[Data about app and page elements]
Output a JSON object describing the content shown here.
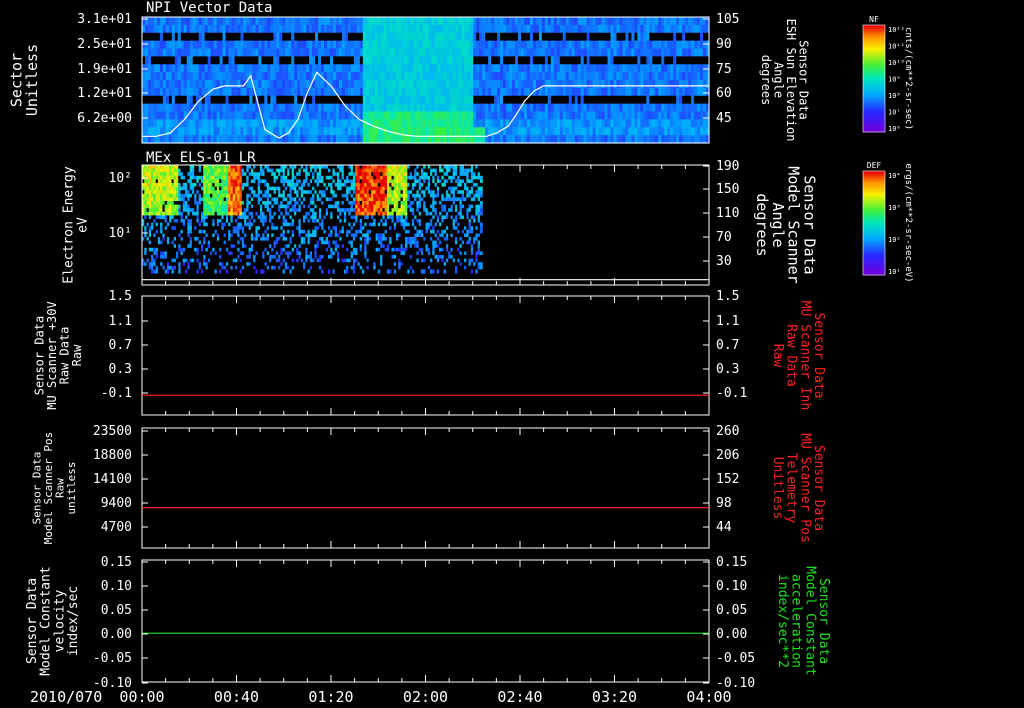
{
  "date_label": "2010/070",
  "time_ticks": [
    "00:00",
    "00:40",
    "01:20",
    "02:00",
    "02:40",
    "03:20",
    "04:00"
  ],
  "colors": {
    "white": "#ffffff",
    "red": "#ff2020",
    "green": "#20e020"
  },
  "chart_data": [
    {
      "type": "heatmap",
      "title": "NPI Vector Data",
      "ylabel_left": [
        "Sector",
        "Unitless"
      ],
      "yticks_left": [
        "3.1e+01",
        "2.5e+01",
        "1.9e+01",
        "1.2e+01",
        "6.2e+00"
      ],
      "ylabel_right": [
        "Sensor Data",
        "ESH Sun Elevation",
        "Angle",
        "degrees"
      ],
      "yticks_right": [
        "105",
        "90",
        "75",
        "60",
        "45"
      ],
      "ylim_right": [
        30,
        105
      ],
      "colorbar": {
        "label": "NF",
        "units": "cnts/(cm**2-sr-sec)",
        "ticks": [
          "10¹²",
          "10¹¹",
          "10¹⁰",
          "10⁹",
          "10⁸",
          "10⁷",
          "10⁶"
        ]
      },
      "overlay_line": {
        "name": "ESH Sun Elevation Angle",
        "x_minutes": [
          0,
          6,
          12,
          18,
          24,
          30,
          35,
          38,
          43,
          46,
          52,
          58,
          62,
          66,
          70,
          74,
          80,
          86,
          92,
          98,
          104,
          110,
          116,
          122,
          128,
          134,
          140,
          146,
          150,
          155,
          158,
          162,
          166,
          170,
          174,
          178,
          182,
          186,
          200,
          210,
          220,
          230,
          240
        ],
        "y_degrees": [
          34,
          34,
          36,
          44,
          55,
          62,
          64,
          64,
          64,
          70,
          38,
          33,
          36,
          44,
          60,
          72,
          64,
          52,
          44,
          40,
          37,
          35,
          34,
          34,
          34,
          34,
          34,
          34,
          36,
          40,
          46,
          55,
          61,
          64,
          64,
          64,
          64,
          64,
          64,
          64,
          64,
          64,
          64
        ]
      }
    },
    {
      "type": "heatmap",
      "title": "MEx ELS-01 LR",
      "ylabel_left": [
        "Electron Energy",
        "eV"
      ],
      "yticks_left": [
        "10²",
        "10¹"
      ],
      "ylabel_right": [
        "Sensor Data",
        "Model Scanner",
        "Angle",
        "degrees"
      ],
      "yticks_right": [
        "190",
        "150",
        "110",
        "70",
        "30"
      ],
      "ylim_right": [
        10,
        190
      ],
      "colorbar": {
        "label": "DEF",
        "units": "ergs/(cm**2-sr-sec-eV)",
        "ticks": [
          "10⁴",
          "10³",
          "10²",
          "10¹"
        ]
      },
      "overlay_line": {
        "name": "Model Scanner Angle",
        "x_minutes": [
          0,
          240
        ],
        "y_degrees": [
          18,
          18
        ]
      }
    },
    {
      "type": "line",
      "ylabel_left": [
        "Sensor Data",
        "MU Scanner +30V",
        "Raw Data",
        "Raw"
      ],
      "yticks_left": [
        "1.5",
        "1.1",
        "0.7",
        "0.3",
        "-0.1"
      ],
      "ylim_left": [
        -0.3,
        1.5
      ],
      "ylabel_right": [
        "Sensor Data",
        "MU Scanner Inh",
        "Raw Data",
        "Raw"
      ],
      "yticks_right": [
        "1.5",
        "1.1",
        "0.7",
        "0.3",
        "-0.1"
      ],
      "series": [
        {
          "x_minutes": [
            0,
            240
          ],
          "values": [
            0,
            0
          ],
          "color": "#ff2020"
        }
      ]
    },
    {
      "type": "line",
      "ylabel_left": [
        "Sensor Data",
        "Model Scanner Pos",
        "Raw",
        "unitless"
      ],
      "yticks_left": [
        "23500",
        "18800",
        "14100",
        "9400",
        "4700"
      ],
      "ylim_left": [
        0,
        23500
      ],
      "ylabel_right": [
        "Sensor Data",
        "MU Scanner Pos",
        "Telemetry",
        "Unitless"
      ],
      "yticks_right": [
        "260",
        "206",
        "152",
        "98",
        "44"
      ],
      "series": [
        {
          "x_minutes": [
            0,
            240
          ],
          "values": [
            7900,
            7900
          ],
          "color": "#ff2020"
        }
      ]
    },
    {
      "type": "line",
      "ylabel_left": [
        "Sensor Data",
        "Model Constant",
        "velocity",
        "index/sec"
      ],
      "yticks_left": [
        "0.15",
        "0.10",
        "0.05",
        "0.00",
        "-0.05",
        "-0.10"
      ],
      "ylim_left": [
        -0.1,
        0.15
      ],
      "ylabel_right": [
        "Sensor Data",
        "Model Constant",
        "acceleration",
        "index/sec**2"
      ],
      "yticks_right": [
        "0.15",
        "0.10",
        "0.05",
        "0.00",
        "-0.05",
        "-0.10"
      ],
      "series": [
        {
          "x_minutes": [
            0,
            240
          ],
          "values": [
            0,
            0
          ],
          "color": "#20e020"
        }
      ]
    }
  ]
}
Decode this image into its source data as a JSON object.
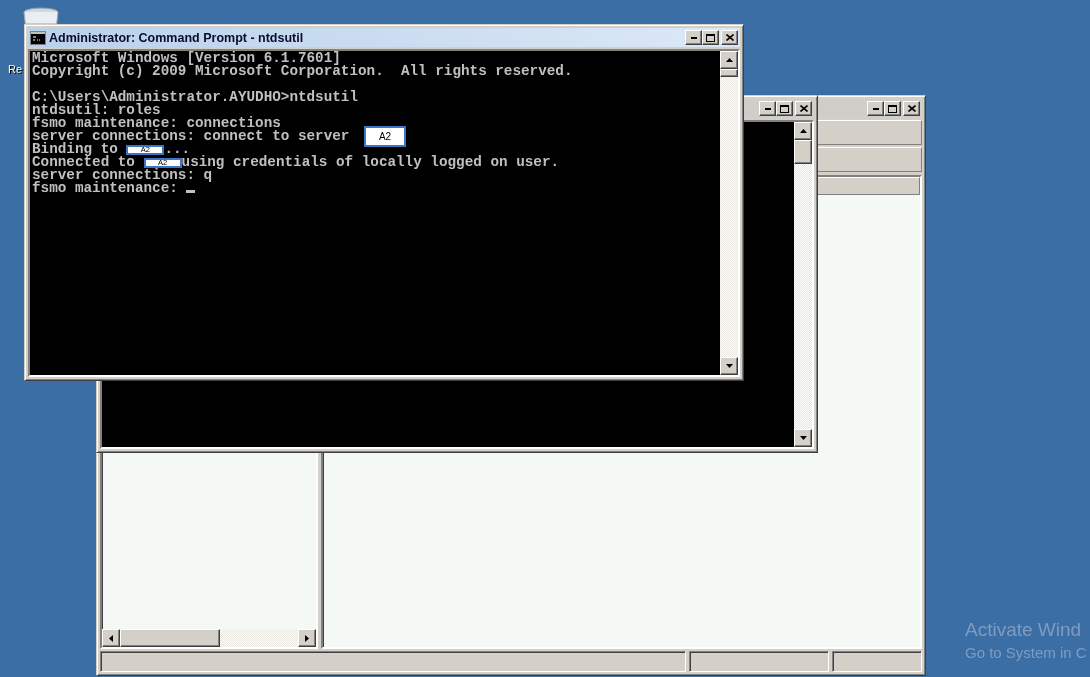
{
  "desktop": {
    "icons": [
      {
        "label": "Re"
      }
    ],
    "activation_notice": {
      "title": "Activate Wind",
      "subtitle": "Go to System in C"
    }
  },
  "windows": [
    {
      "kind": "mmc",
      "active": false
    },
    {
      "kind": "console",
      "active": false
    },
    {
      "kind": "console",
      "active": true,
      "title": "Administrator: Command Prompt - ntdsutil",
      "lines": [
        {
          "blank_before": false,
          "segments": [
            {
              "kind": "text",
              "text": "Microsoft Windows [Version 6.1.7601]"
            }
          ]
        },
        {
          "blank_before": false,
          "segments": [
            {
              "kind": "text",
              "text": "Copyright (c) 2009 Microsoft Corporation.  All rights reserved."
            }
          ]
        },
        {
          "blank_before": true,
          "segments": [
            {
              "kind": "text",
              "text": "C:\\Users\\Administrator.AYUDHO>ntdsutil"
            }
          ]
        },
        {
          "blank_before": false,
          "segments": [
            {
              "kind": "text",
              "text": "ntdsutil: roles"
            }
          ]
        },
        {
          "blank_before": false,
          "segments": [
            {
              "kind": "text",
              "text": "fsmo maintenance: connections"
            }
          ]
        },
        {
          "blank_before": false,
          "segments": [
            {
              "kind": "text",
              "text": "server connections: connect to server "
            },
            {
              "kind": "redaction-large",
              "text": "A2"
            }
          ]
        },
        {
          "blank_before": false,
          "segments": [
            {
              "kind": "text",
              "text": "Binding to "
            },
            {
              "kind": "redaction",
              "text": "A2"
            },
            {
              "kind": "text",
              "text": "..."
            }
          ]
        },
        {
          "blank_before": false,
          "segments": [
            {
              "kind": "text",
              "text": "Connected to "
            },
            {
              "kind": "redaction",
              "text": "A2"
            },
            {
              "kind": "text",
              "text": "using credentials of locally logged on user."
            }
          ]
        },
        {
          "blank_before": false,
          "segments": [
            {
              "kind": "text",
              "text": "server connections: q"
            }
          ]
        },
        {
          "blank_before": false,
          "segments": [
            {
              "kind": "text",
              "text": "fsmo maintenance: "
            },
            {
              "kind": "cursor"
            }
          ]
        }
      ]
    }
  ]
}
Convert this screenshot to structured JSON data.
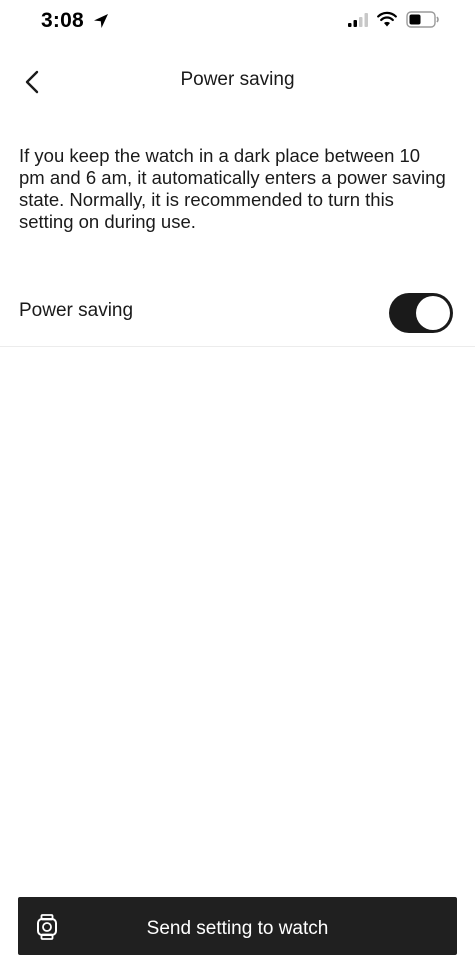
{
  "status_bar": {
    "time": "3:08",
    "icons": [
      "location-arrow-icon",
      "cellular-signal-icon",
      "wifi-icon",
      "battery-icon"
    ]
  },
  "header": {
    "back_icon": "chevron-left-icon",
    "title": "Power saving"
  },
  "description": "If you keep the watch in a dark place between 10 pm and 6 am, it automatically enters a power saving state. Normally, it is recommended to turn this setting on during use.",
  "settings": {
    "power_saving": {
      "label": "Power saving",
      "enabled": true
    }
  },
  "footer": {
    "button_icon": "watch-icon",
    "button_label": "Send setting to watch"
  },
  "colors": {
    "accent": "#1a1a1a",
    "button_background": "#202020",
    "background": "#ffffff"
  }
}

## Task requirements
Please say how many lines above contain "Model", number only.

## Reply to the exercise
5